For although the Peloponnesians had the
advantage in the number of their ships and the valour of their marines, the skill of the
Athenian pilots rendered the superiority of their opponents of no effect. For whenever the
Peloponnesians, with their ships in a body, would charge swiftly forward to ram, the pilots
would manoeuvre their own ships so skilfully that their opponents were unable to strike them at
any other spot but could only meet them bows on, ram against ram.
Consequently Mindarus, seeing that the force of the rams was proving ineffective, gave
orders for his ships to come to grips in small groups, or one at a time. But not by this
manoeuvre either, as it turned out, was the skill of the Athenian pilots rendered ineffective;
on the contrary, cleverly avoiding the on-coming rams of the ships, they struck them on the
side and damaged many.
And such a spirit of rivalry pervaded
both forces that they would not confine the struggle to ramming tactics, but tangling ship with

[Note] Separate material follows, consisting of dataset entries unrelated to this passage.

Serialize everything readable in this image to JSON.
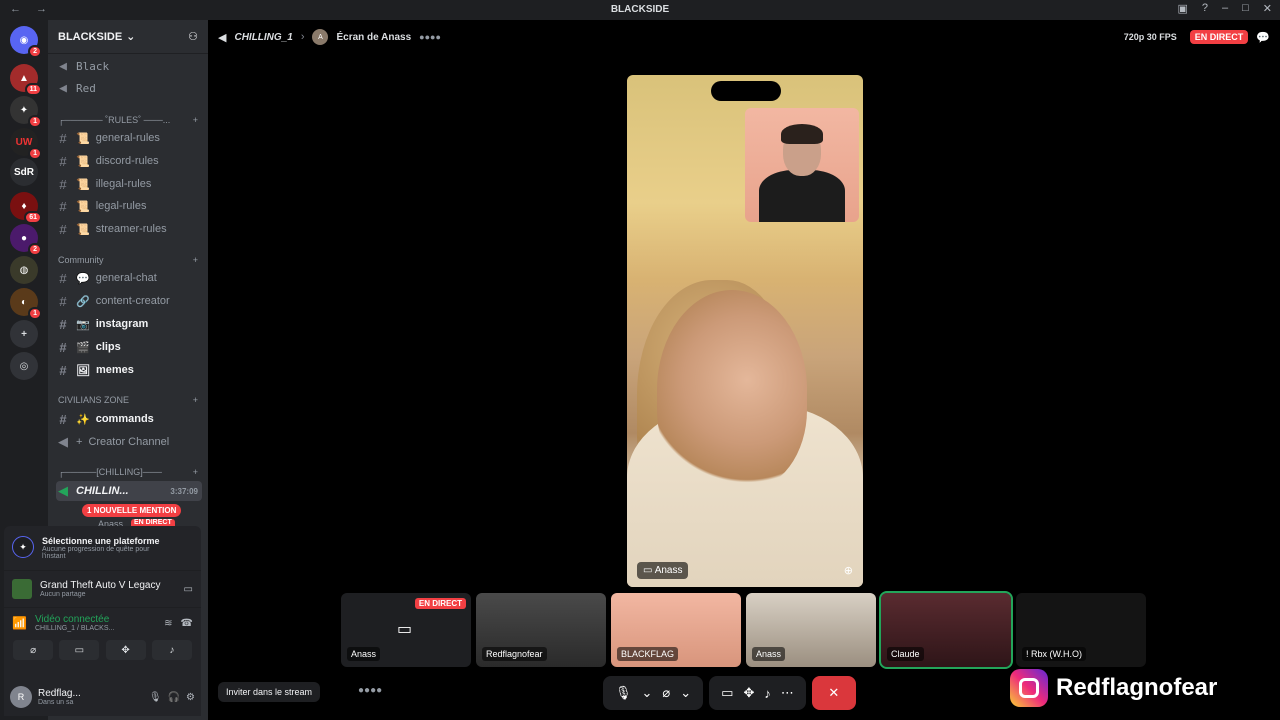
{
  "window": {
    "title": "BLACKSIDE"
  },
  "server": {
    "name": "BLACKSIDE",
    "channels_top": [
      "Black",
      "Red"
    ],
    "rules_category": "┌────── ˚RULES˚ ───...",
    "rules": [
      "general-rules",
      "discord-rules",
      "illegal-rules",
      "legal-rules",
      "streamer-rules"
    ],
    "community_category": "Community",
    "community": [
      {
        "name": "general-chat",
        "bold": false
      },
      {
        "name": "content-creator",
        "bold": false
      },
      {
        "name": "instagram",
        "bold": true
      },
      {
        "name": "clips",
        "bold": true
      },
      {
        "name": "memes",
        "bold": true
      }
    ],
    "civilians_category": "CIVILIANS ZONE",
    "commands": "commands",
    "creator_channel": "Creator Channel",
    "chilling_category": "┌─────[CHILLING]───",
    "voice_channel": "CHILLIN...",
    "voice_time": "3:37:09",
    "mention": "1 NOUVELLE MENTION",
    "voice_member": "Anass",
    "live": "EN DIRECT"
  },
  "guild_badges": [
    "2",
    "11",
    "1",
    "1",
    "61",
    "2",
    "1"
  ],
  "guild_label": "SdR",
  "topbar": {
    "channel": "CHILLING_1",
    "screen": "Écran de Anass",
    "quality": "720p 30 FPS",
    "live": "EN DIRECT"
  },
  "video": {
    "label": "Anass"
  },
  "tiles": [
    {
      "label": "Anass",
      "live": "EN DIRECT"
    },
    {
      "label": "Redflagnofear"
    },
    {
      "label": "BLACKFLAG"
    },
    {
      "label": "Anass"
    },
    {
      "label": "Claude"
    },
    {
      "label": "! Rbx (W.H.O)"
    }
  ],
  "panel": {
    "platform_title": "Sélectionne une plateforme",
    "platform_sub": "Aucune progression de quête pour l'instant",
    "game": "Grand Theft Auto V Legacy",
    "game_sub": "Aucun partage",
    "video_status": "Vidéo connectée",
    "video_channel": "CHILLING_1 / BLACKS..."
  },
  "user": {
    "name": "Redflag...",
    "status": "Dans un sa"
  },
  "invite": "Inviter dans le stream",
  "instagram": "Redflagnofear",
  "colors": {
    "accent": "#5865f2",
    "danger": "#da373c",
    "live": "#f23f43",
    "online": "#23a55a"
  }
}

ship fought it out with the marines. Although they were hindered by the strength of the current
from achieving great success, they continued the struggle for a considerable time, neither side
being able to gain the victory.
While the fighting was thus
equally balanced, there appeared beyond a cape twenty-five ships which had been dispatched to
the Athenians from their allies. The Peloponnesians thereupon in alarm turned in flight toward
, the Athenians clinging to them and pursuing
them the more vigorously.
was the end of the battle; and the Athenians captured eight ships of the Chians, five of the
Corinthians, two of the Ambraciotes, and one each of the Syracusans, Pellenians, and
Leucadians, while they themselves lost five ships, all of them, as it happened, having been
After this Thrasybulus set up a trophy on the cape where
stands the memorial of Hecabe1
and sent messengers to Athens
to carry word of the victory, and himself made his way
with the entire fleet. For before the
sea-battle this city had revolted to Pharnabazus, the general of Darius, and to Clearchus, the
Lacedaemonian commander. Finding the city unfortified the Athenians easily achieved their end,
and after exacting money of the Cyziceni they sailed off to Sestus.